3 Things Hamilton Taught Me
A couple of months ago, I got sucked into all things Alexander Hamilton after watching a 60 Minutes piece featuring Lin Manuel Miranda, the author, creator and star of the (now Pulitzer Prize-winning) Broadway musical Hamilton.
One 800-page Chernow bio and a very expensive night at the show later, and I have a newfound respect for Alexander Hamilton and his nearly unparalleled impact on the development of our nation. My mini obsession with all things Hamilton also gave me the chance to think again about some powerful truths in life. And while these lessons aren’t new to me — and probably not to you either — it’s always good to have an excuse to reflect on and reinforce them.
Never underestimate the value of hard work
Raw talent is overrated; having perseverance is far better. But with both, and a belief in yourself, you’re virtually unstoppable as you set your mind to accomplishing anything of real value.
Hamilton got dealt a terrible hand early in life: his mother died literally in his arms when he was 12, his father abandoned him, and he was a penniless orphan on a small island in the Caribbean by the time he was a young teen. Have you ever been to Nevis? No you haven’t. You’ve never even heard of it. That’s where he was from. Despite this inhospitable start in a far off and unknown island, Hamilton earned a captain’s rank in the U.S. Army during the Revolutionary War by 20, became George Washington’s Chief of Staff by 21, and the first U.S. Treasury Secretary by 34.
He had an unyielding belief in himself, a ridiculous work ethic, and a lot of raw talent.
Don’t be afraid to challenge the status quo
Hamilton had two key qualities in abundance: he was an independent thinker with the guts to stand up for his own thoughts and ideals. That’s clear from his fierce abolitionist beliefs, notable at a time when all of his fellow founding fathers owned slaves. (Cases in point: James Madison, author of the Bill of Rights, owned 100 slaves at the time of his death. Thomas Jefferson famously fathered a son with slave Sally Hemmings — and then enslaved his own child). Could he have done more? Arguably. But along with others like him, Hamilton helped pave the way for the freedom that ultimately was to come.
It can be hard — so hard — to break free of the dominant paradigm, whatever it happens to be. But it’s worth honing the skill required to question, question and question again that entrenched thinking. And if your conclusion differs from what’s accepted, it’s worth stiffening your spine to stand up for it. That’s leadership.
Too much pride is a bad thing

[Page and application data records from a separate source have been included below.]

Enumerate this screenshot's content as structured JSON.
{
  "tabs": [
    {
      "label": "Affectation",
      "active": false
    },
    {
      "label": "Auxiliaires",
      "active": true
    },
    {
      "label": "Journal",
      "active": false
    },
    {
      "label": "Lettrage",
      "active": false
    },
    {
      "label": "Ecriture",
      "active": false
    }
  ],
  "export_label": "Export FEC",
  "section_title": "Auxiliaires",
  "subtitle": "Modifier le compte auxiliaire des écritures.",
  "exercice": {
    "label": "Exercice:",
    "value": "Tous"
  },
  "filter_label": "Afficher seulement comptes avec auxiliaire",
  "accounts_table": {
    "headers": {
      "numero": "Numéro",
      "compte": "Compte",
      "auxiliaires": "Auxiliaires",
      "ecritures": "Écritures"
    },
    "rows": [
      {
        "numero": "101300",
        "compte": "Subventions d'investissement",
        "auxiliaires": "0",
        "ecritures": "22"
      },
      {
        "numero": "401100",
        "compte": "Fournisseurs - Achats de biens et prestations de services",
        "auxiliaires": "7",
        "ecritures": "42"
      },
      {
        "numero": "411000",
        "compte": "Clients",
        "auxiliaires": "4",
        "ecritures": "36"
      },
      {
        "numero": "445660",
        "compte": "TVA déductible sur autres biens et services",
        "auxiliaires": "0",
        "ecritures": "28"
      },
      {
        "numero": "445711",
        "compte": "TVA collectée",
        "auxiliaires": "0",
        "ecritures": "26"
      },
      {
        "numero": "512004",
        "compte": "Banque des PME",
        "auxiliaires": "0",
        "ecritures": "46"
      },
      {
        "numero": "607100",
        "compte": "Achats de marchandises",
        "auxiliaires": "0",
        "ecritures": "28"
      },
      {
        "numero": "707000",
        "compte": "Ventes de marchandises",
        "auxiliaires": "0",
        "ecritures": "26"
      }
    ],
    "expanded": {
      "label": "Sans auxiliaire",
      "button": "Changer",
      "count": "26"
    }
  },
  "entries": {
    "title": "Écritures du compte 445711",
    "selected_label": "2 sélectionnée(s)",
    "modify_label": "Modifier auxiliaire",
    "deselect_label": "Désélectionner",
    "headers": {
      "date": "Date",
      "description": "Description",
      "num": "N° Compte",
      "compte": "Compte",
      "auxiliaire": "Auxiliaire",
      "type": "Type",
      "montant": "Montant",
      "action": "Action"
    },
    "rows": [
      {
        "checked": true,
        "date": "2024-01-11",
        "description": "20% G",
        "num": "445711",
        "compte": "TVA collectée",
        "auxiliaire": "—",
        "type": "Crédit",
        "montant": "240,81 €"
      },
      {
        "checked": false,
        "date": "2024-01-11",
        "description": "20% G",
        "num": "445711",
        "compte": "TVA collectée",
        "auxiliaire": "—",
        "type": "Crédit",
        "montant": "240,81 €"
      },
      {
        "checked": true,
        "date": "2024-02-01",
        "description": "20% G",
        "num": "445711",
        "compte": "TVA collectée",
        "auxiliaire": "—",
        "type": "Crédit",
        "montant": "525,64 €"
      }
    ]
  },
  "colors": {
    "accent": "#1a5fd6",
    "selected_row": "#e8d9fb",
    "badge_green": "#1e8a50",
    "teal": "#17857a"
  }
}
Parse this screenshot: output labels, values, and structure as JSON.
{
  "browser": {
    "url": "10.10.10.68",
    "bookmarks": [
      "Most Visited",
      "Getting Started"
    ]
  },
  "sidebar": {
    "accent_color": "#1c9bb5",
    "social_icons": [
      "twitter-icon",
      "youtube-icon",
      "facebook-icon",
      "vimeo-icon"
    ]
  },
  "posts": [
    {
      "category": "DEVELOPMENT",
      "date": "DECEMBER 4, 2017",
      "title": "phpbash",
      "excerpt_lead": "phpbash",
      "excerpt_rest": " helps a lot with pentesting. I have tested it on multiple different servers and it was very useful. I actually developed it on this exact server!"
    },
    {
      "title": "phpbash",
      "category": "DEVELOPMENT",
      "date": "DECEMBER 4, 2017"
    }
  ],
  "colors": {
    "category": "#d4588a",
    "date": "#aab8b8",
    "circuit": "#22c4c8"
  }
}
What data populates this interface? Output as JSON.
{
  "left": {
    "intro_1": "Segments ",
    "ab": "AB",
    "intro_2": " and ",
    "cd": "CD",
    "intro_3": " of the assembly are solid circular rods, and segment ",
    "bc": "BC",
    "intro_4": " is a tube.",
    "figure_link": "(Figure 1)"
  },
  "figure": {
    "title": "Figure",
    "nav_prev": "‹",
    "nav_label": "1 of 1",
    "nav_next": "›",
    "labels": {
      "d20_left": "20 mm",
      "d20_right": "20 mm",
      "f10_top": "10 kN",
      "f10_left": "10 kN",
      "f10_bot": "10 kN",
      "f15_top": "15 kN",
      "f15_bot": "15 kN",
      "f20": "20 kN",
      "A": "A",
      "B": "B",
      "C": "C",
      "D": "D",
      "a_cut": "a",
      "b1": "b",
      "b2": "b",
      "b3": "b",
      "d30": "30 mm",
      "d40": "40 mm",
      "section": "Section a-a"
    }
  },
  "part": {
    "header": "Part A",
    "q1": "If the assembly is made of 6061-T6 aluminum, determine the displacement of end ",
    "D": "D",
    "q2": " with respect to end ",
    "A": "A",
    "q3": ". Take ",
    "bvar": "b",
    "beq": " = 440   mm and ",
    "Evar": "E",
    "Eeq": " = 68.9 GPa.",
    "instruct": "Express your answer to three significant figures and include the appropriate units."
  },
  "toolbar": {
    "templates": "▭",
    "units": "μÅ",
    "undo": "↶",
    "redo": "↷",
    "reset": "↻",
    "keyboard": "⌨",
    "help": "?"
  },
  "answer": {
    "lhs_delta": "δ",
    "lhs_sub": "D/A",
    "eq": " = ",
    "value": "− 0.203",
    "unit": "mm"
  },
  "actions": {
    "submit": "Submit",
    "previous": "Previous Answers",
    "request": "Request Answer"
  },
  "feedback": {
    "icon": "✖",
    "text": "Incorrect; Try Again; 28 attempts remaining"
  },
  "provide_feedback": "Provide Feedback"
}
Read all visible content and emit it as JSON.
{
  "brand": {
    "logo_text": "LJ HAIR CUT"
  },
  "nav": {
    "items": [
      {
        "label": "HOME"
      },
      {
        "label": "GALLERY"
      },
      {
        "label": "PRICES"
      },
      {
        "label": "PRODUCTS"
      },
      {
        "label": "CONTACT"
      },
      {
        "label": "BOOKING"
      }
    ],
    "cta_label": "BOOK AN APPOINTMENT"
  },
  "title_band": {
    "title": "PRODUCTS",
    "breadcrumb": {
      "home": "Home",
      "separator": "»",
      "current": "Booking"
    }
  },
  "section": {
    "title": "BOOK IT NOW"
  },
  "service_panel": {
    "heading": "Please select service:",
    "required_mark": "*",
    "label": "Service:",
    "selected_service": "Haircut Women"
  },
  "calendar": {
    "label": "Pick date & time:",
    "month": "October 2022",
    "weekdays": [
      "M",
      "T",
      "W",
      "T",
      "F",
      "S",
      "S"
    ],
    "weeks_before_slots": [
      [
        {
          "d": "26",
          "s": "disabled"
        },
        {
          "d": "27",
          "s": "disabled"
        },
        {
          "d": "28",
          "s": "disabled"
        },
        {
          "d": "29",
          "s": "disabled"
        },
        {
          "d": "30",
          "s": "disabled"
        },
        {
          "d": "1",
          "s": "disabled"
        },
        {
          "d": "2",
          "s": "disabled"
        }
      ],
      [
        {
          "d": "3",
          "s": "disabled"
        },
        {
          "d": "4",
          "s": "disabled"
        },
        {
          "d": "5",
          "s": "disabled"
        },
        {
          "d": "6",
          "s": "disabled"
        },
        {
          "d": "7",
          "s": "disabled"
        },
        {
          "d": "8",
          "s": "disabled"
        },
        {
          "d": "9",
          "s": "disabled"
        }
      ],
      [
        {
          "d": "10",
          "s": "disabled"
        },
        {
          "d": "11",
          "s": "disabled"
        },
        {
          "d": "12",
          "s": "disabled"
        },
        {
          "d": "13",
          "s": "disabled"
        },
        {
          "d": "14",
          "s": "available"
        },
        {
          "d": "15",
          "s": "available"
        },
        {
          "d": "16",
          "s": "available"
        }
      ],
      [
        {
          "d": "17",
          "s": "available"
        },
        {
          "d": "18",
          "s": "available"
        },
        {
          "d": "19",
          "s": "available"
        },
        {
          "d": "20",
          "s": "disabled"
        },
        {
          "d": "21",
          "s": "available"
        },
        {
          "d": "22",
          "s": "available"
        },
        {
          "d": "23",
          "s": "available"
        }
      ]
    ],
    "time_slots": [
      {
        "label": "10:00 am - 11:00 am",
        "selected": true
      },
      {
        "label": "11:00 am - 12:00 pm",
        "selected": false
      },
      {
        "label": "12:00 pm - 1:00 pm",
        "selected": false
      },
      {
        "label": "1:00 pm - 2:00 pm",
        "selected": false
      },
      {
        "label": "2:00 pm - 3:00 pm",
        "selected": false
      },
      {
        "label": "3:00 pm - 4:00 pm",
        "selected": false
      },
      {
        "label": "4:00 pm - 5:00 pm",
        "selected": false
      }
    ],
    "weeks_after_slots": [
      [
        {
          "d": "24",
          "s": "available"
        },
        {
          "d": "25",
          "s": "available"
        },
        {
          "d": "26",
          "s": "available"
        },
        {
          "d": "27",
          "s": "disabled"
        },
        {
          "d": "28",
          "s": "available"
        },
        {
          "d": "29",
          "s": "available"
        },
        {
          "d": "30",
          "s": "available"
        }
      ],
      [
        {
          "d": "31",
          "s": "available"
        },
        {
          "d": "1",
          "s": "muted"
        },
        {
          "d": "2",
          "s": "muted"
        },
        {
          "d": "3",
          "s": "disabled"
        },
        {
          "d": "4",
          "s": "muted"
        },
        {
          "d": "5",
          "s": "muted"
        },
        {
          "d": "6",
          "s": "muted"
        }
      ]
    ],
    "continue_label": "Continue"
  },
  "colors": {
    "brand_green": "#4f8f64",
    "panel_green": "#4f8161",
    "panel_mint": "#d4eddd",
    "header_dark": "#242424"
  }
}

Sometimes it’s better to budge with a bit of wounded pride instead of sticking to your guns at all costs. Hamilton’s Achilles heel was his pride and, in the end, his downfall. Outspoken in his belief that dueling was wrong (in fact, his beloved son died at 20 in a duel), Hamilton still went to the dueling grounds to face Aaron Burr and subsequently met his demise. He was too proud to settle the dispute diplomatically, refused to back down, and it ultimately killed him.
Sometimes optimizing for the end outcome is better than stubbornly refusing to budge in the interim. A little less pride and Hamilton might have seen old age and looked back on an even more impressive career of service and leadership.
You can learn a hell of a lot from the bios of great leaders. Almost without exception, they all share a wicked combination of perseverance, hard work, and sticking to what they believe in. If you need a jolt of inspiration, pick your favorite historical leader and read the best bio you can about them. It won’t disappoint.